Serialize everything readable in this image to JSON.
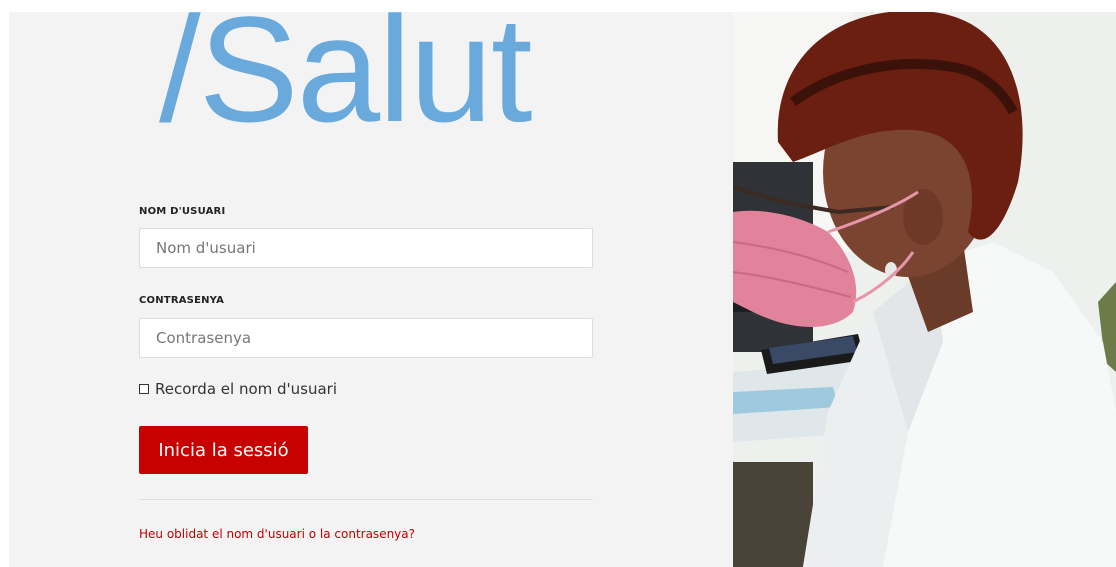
{
  "brand": {
    "logo_text": "/Salut"
  },
  "login_form": {
    "username_label": "NOM D'USUARI",
    "username_placeholder": "Nom d'usuari",
    "password_label": "CONTRASENYA",
    "password_placeholder": "Contrasenya",
    "remember_label": "Recorda el nom d'usuari",
    "remember_checked": false,
    "submit_label": "Inicia la sessió",
    "forgot_link": "Heu oblidat el nom d'usuari o la contrasenya?"
  },
  "colors": {
    "logo_blue": "#6aa9dc",
    "button_red": "#c70000",
    "link_red": "#c00000",
    "panel_bg": "#f3f3f4"
  }
}
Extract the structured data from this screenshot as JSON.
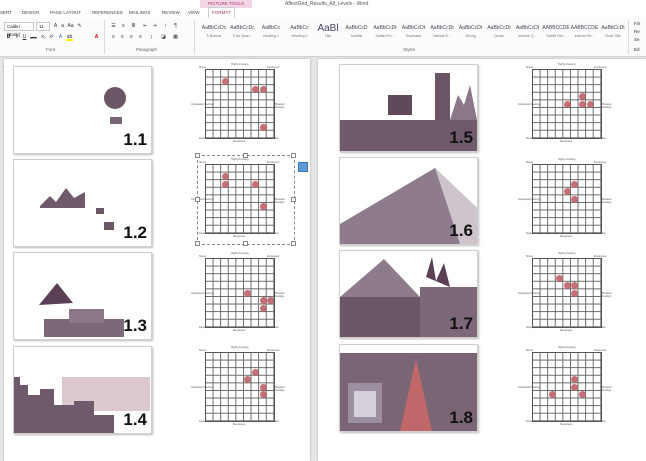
{
  "window": {
    "title": "AffectGrid_Results_All_Levels - Word",
    "context_tab": "PICTURE TOOLS"
  },
  "tabs": [
    "SERT",
    "DESIGN",
    "PAGE LAYOUT",
    "REFERENCES",
    "MAILINGS",
    "REVIEW",
    "VIEW",
    "FORMAT"
  ],
  "active_tab": "FORMAT",
  "ribbon": {
    "font_name": "Calibri (Body)",
    "font_size": "11",
    "bold": "B",
    "italic": "I",
    "underline": "U",
    "strike": "abc",
    "font_color": "A",
    "pilcrow": "¶",
    "groups": {
      "font": "Font",
      "paragraph": "Paragraph",
      "styles": "Styles"
    },
    "styles": [
      {
        "sample": "AaBbCcDc",
        "name": "¶ Normal"
      },
      {
        "sample": "AaBbCcDc",
        "name": "¶ No Spac..."
      },
      {
        "sample": "AaBbCc",
        "name": "Heading 1"
      },
      {
        "sample": "AaBbCc",
        "name": "Heading 2"
      },
      {
        "sample": "AaBl",
        "name": "Title",
        "big": true
      },
      {
        "sample": "AaBbCcD",
        "name": "Subtitle"
      },
      {
        "sample": "AaBbCcDt",
        "name": "Subtle Em..."
      },
      {
        "sample": "AaBbCcDt",
        "name": "Emphasis"
      },
      {
        "sample": "AaBbCcDt",
        "name": "Intense E..."
      },
      {
        "sample": "AaBbCcDt",
        "name": "Strong"
      },
      {
        "sample": "AaBbCcDt",
        "name": "Quote"
      },
      {
        "sample": "AaBbCcDt",
        "name": "Intense Q..."
      },
      {
        "sample": "AABBCCDE",
        "name": "Subtle Ref..."
      },
      {
        "sample": "AABBCCDE",
        "name": "Intense Re..."
      },
      {
        "sample": "AaBbCcDt",
        "name": "Book Title"
      }
    ],
    "side_commands": [
      "Fin",
      "Re",
      "Se",
      "Ed"
    ]
  },
  "grid_labels": {
    "top": "Highly Arousing",
    "bottom": "Sleepiness",
    "left": "Unpleasant Feelings",
    "right": "Pleasant Feelings",
    "top_left": "Stress",
    "top_right": "Excitement",
    "bottom_left": "Depression",
    "bottom_right": "Relaxation"
  },
  "levels": [
    {
      "label": "1.1",
      "dots": [
        [
          2,
          1
        ],
        [
          6,
          2
        ],
        [
          7,
          2
        ],
        [
          7,
          7
        ]
      ]
    },
    {
      "label": "1.2",
      "dots": [
        [
          2,
          1
        ],
        [
          2,
          2
        ],
        [
          6,
          2
        ],
        [
          7,
          5
        ]
      ]
    },
    {
      "label": "1.3",
      "dots": [
        [
          5,
          4
        ],
        [
          7,
          5
        ],
        [
          8,
          5
        ],
        [
          7,
          6
        ]
      ]
    },
    {
      "label": "1.4",
      "dots": [
        [
          6,
          2
        ],
        [
          5,
          3
        ],
        [
          7,
          4
        ],
        [
          7,
          5
        ]
      ]
    },
    {
      "label": "1.5",
      "dots": [
        [
          4,
          4
        ],
        [
          6,
          3
        ],
        [
          6,
          4
        ],
        [
          7,
          4
        ]
      ]
    },
    {
      "label": "1.6",
      "dots": [
        [
          5,
          2
        ],
        [
          4,
          3
        ],
        [
          5,
          4
        ]
      ]
    },
    {
      "label": "1.7",
      "dots": [
        [
          3,
          2
        ],
        [
          4,
          3
        ],
        [
          5,
          3
        ],
        [
          5,
          4
        ]
      ]
    },
    {
      "label": "1.8",
      "dots": [
        [
          2,
          5
        ],
        [
          5,
          3
        ],
        [
          5,
          4
        ],
        [
          6,
          5
        ]
      ]
    }
  ]
}
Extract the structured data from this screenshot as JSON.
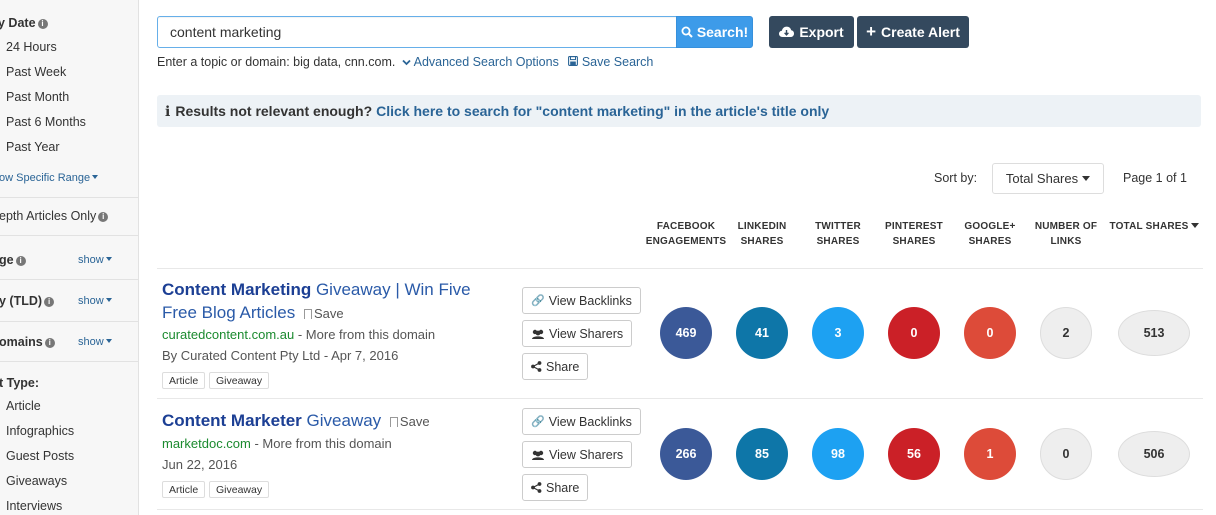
{
  "sidebar": {
    "date_heading": "y Date",
    "date_options": [
      "24 Hours",
      "Past Week",
      "Past Month",
      "Past 6 Months",
      "Past Year"
    ],
    "specific_range": "ow Specific Range",
    "in_depth": "epth Articles Only",
    "filters": [
      {
        "label": "ge",
        "show": "show"
      },
      {
        "label": "y (TLD)",
        "show": "show"
      },
      {
        "label": "omains",
        "show": "show"
      }
    ],
    "content_type_heading": "t Type:",
    "content_types": [
      "Article",
      "Infographics",
      "Guest Posts",
      "Giveaways",
      "Interviews"
    ]
  },
  "search": {
    "value": "content marketing",
    "button_label": "Search!",
    "export_label": "Export",
    "create_alert_label": "Create Alert",
    "hint_text": "Enter a topic or domain: big data, cnn.com.",
    "advanced_label": "Advanced Search Options",
    "save_search_label": "Save Search"
  },
  "notice": {
    "question": "Results not relevant enough?",
    "link": "Click here to search for \"content marketing\" in the article's title only"
  },
  "sort": {
    "label": "Sort by:",
    "selected": "Total Shares",
    "page_info": "Page 1 of 1"
  },
  "columns": {
    "facebook": [
      "FACEBOOK",
      "ENGAGEMENTS"
    ],
    "linkedin": [
      "LINKEDIN",
      "SHARES"
    ],
    "twitter": [
      "TWITTER",
      "SHARES"
    ],
    "pinterest": [
      "PINTEREST",
      "SHARES"
    ],
    "google": [
      "GOOGLE+",
      "SHARES"
    ],
    "links": [
      "NUMBER OF",
      "LINKS"
    ],
    "total": [
      "TOTAL SHARES"
    ]
  },
  "results": [
    {
      "title_bold": "Content Marketing",
      "title_rest": " Giveaway | Win Five Free Blog Articles",
      "save_label": "Save",
      "domain": "curatedcontent.com.au",
      "more": " - More from this domain",
      "meta": "By Curated Content Pty Ltd - Apr 7, 2016",
      "tags": [
        "Article",
        "Giveaway"
      ],
      "buttons": {
        "backlinks": "View Backlinks",
        "sharers": "View Sharers",
        "share": "Share"
      },
      "facebook": "469",
      "linkedin": "41",
      "twitter": "3",
      "pinterest": "0",
      "google": "0",
      "links": "2",
      "total": "513"
    },
    {
      "title_bold": "Content Marketer",
      "title_rest": " Giveaway",
      "save_label": "Save",
      "domain": "marketdoc.com",
      "more": " - More from this domain",
      "meta": "Jun 22, 2016",
      "tags": [
        "Article",
        "Giveaway"
      ],
      "buttons": {
        "backlinks": "View Backlinks",
        "sharers": "View Sharers",
        "share": "Share"
      },
      "facebook": "266",
      "linkedin": "85",
      "twitter": "98",
      "pinterest": "56",
      "google": "1",
      "links": "0",
      "total": "506"
    }
  ],
  "colors": {
    "facebook": "#3b5998",
    "linkedin": "#0e76a8",
    "twitter": "#1da1f2",
    "pinterest": "#cb2027",
    "google": "#dd4b39",
    "accent": "#3d9be9",
    "dark_button": "#34495e"
  }
}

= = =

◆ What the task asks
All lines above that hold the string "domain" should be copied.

◆ Written answer
    "hint_text": "Enter a topic or domain: big data, cnn.com.",
      "domain": "curatedcontent.com.au",
      "more": " - More from this domain",
      "domain": "marketdoc.com",
      "more": " - More from this domain",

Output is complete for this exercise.